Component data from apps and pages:
- - -
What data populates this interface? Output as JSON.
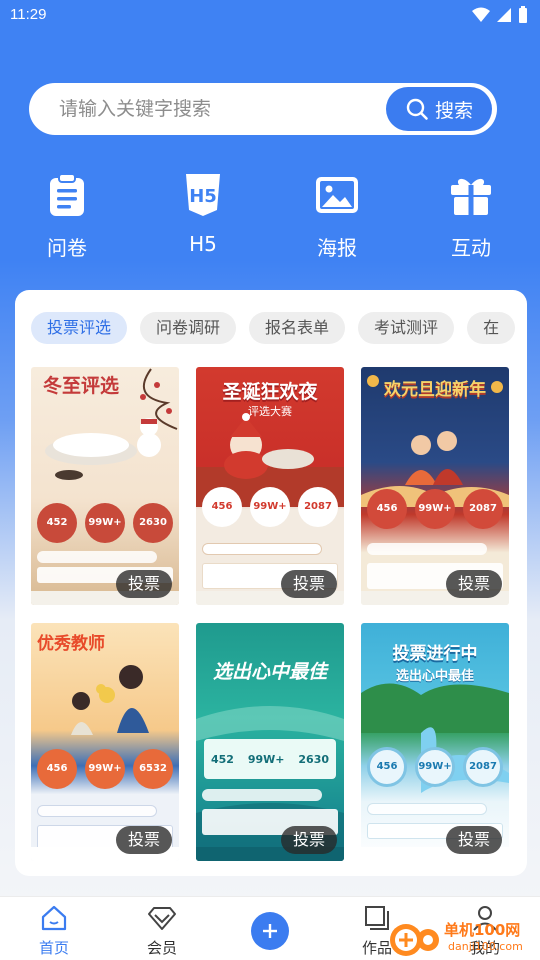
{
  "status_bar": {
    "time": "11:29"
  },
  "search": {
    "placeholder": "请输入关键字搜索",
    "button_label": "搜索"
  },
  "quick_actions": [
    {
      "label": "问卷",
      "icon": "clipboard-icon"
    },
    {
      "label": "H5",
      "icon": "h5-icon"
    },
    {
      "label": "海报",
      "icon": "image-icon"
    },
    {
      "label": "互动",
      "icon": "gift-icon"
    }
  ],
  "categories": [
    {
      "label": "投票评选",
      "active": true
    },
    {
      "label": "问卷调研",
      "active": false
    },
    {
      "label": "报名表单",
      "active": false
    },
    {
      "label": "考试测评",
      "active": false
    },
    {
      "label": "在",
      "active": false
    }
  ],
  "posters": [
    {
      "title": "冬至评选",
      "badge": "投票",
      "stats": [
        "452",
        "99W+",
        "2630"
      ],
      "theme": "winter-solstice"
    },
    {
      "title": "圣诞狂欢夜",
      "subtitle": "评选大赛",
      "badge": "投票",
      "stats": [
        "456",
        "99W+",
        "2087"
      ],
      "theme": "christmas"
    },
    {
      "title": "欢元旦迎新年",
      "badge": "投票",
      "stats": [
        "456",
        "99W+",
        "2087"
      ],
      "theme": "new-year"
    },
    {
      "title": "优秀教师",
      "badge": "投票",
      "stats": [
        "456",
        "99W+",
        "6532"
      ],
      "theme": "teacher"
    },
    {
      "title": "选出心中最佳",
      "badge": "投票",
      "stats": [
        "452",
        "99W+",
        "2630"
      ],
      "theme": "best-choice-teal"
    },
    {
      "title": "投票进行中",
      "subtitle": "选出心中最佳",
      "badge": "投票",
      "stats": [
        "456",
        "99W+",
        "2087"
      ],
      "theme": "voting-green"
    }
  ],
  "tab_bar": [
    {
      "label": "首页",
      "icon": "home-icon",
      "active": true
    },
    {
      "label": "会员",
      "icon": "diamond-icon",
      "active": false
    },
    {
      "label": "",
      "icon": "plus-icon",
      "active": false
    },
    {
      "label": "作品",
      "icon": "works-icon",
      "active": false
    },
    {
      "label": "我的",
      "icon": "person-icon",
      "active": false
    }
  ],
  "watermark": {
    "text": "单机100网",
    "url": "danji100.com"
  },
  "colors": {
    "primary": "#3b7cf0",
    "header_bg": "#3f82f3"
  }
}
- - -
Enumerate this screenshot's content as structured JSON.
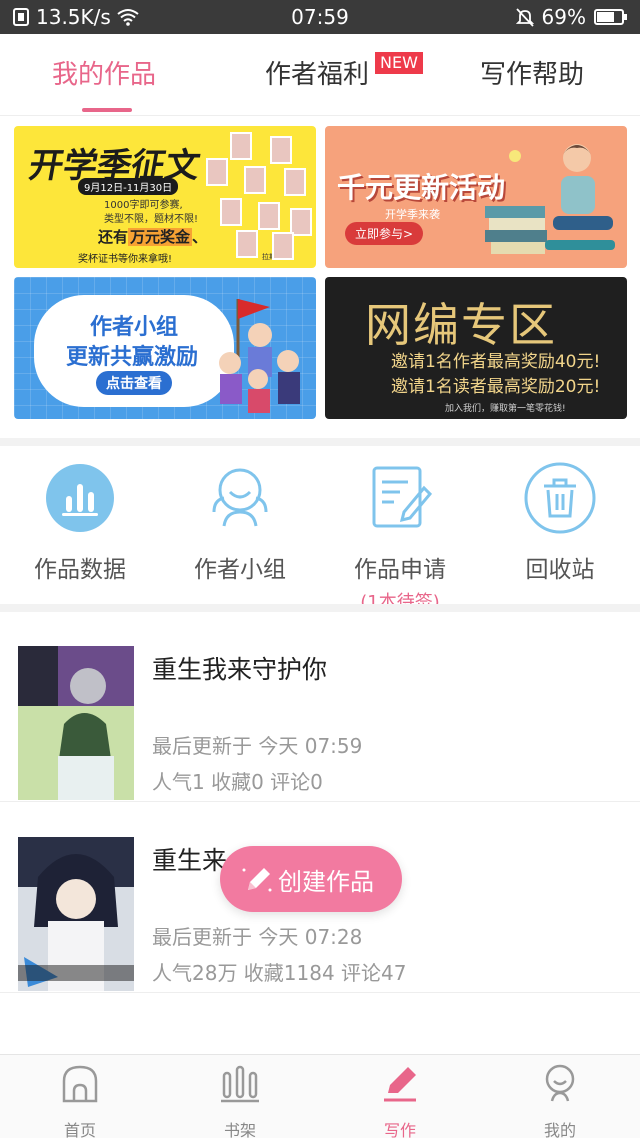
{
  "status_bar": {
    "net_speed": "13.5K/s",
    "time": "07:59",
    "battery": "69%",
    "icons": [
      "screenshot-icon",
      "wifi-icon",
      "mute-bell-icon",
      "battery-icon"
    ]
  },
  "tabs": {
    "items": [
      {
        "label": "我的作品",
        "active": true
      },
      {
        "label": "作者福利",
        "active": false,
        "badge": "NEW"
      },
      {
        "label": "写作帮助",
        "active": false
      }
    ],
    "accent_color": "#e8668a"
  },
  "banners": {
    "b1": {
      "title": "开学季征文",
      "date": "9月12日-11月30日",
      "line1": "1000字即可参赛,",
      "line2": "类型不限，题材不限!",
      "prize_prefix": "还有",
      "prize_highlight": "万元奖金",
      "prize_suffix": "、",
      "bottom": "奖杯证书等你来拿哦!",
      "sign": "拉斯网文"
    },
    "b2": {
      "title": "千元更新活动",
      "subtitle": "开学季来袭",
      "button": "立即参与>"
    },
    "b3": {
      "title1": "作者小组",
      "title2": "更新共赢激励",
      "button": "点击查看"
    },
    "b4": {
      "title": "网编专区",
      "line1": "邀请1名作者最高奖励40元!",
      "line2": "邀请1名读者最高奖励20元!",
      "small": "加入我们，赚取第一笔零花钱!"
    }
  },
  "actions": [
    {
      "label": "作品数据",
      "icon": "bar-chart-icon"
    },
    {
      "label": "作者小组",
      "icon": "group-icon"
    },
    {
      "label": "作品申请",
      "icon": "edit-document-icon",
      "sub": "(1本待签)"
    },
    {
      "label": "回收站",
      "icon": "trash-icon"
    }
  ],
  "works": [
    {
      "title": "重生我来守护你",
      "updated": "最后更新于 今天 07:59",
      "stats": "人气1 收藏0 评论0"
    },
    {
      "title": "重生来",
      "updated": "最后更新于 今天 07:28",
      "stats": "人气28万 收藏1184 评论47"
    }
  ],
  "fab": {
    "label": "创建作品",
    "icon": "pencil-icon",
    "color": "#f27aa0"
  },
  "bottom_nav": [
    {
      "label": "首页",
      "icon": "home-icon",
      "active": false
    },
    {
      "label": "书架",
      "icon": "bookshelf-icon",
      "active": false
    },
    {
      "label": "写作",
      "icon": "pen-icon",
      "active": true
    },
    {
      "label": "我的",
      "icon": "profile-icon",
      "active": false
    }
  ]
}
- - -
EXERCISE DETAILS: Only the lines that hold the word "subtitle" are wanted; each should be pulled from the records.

FINISHED TASK:
      "subtitle": "评选大赛",
      "subtitle": "选出心中最佳",
      "subtitle": "开学季来袭",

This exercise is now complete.